*** Dataset content ***
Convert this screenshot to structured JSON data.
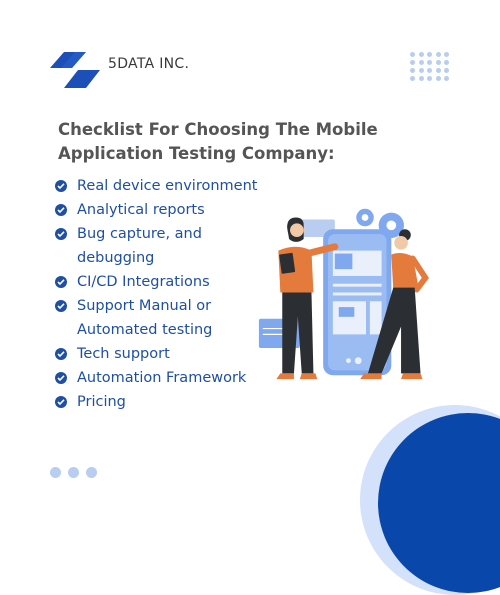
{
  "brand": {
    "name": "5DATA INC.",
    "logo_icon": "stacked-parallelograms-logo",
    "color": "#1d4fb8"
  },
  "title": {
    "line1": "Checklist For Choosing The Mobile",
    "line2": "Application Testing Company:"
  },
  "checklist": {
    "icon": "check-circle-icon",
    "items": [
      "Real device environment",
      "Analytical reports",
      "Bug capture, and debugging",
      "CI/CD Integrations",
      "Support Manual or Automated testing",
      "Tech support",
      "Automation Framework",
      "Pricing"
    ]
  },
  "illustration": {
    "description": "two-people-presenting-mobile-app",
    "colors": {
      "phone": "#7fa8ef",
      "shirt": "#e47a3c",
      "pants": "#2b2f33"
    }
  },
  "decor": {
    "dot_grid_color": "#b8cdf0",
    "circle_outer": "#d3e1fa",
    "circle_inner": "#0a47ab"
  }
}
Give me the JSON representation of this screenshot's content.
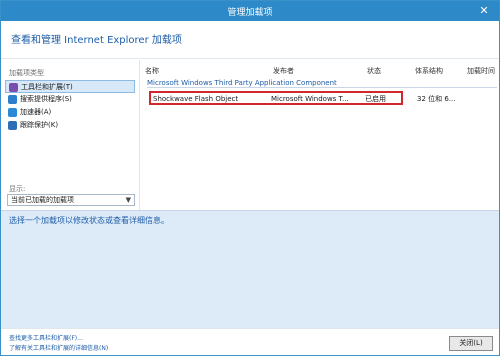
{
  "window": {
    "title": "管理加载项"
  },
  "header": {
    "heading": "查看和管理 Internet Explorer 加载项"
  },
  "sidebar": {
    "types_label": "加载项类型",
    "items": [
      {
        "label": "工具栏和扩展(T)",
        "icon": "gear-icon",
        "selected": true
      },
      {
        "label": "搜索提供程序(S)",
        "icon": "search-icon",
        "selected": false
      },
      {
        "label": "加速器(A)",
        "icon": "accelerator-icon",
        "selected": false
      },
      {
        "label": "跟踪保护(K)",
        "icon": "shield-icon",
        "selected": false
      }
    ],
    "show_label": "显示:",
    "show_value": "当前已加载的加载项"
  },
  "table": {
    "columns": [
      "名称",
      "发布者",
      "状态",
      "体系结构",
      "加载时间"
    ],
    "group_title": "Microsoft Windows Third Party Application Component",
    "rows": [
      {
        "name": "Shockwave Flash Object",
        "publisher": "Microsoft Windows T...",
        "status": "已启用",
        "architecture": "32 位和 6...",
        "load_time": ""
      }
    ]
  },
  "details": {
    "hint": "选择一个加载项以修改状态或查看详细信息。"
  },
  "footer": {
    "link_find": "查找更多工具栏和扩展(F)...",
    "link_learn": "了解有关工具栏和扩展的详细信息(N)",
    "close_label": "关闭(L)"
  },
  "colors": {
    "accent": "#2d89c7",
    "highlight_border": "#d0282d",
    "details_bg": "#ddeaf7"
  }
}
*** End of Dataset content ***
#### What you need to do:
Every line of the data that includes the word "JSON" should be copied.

#### Exercise result:
Convert this screenshot to structured JSON data.
Give me the JSON representation of this screenshot's content.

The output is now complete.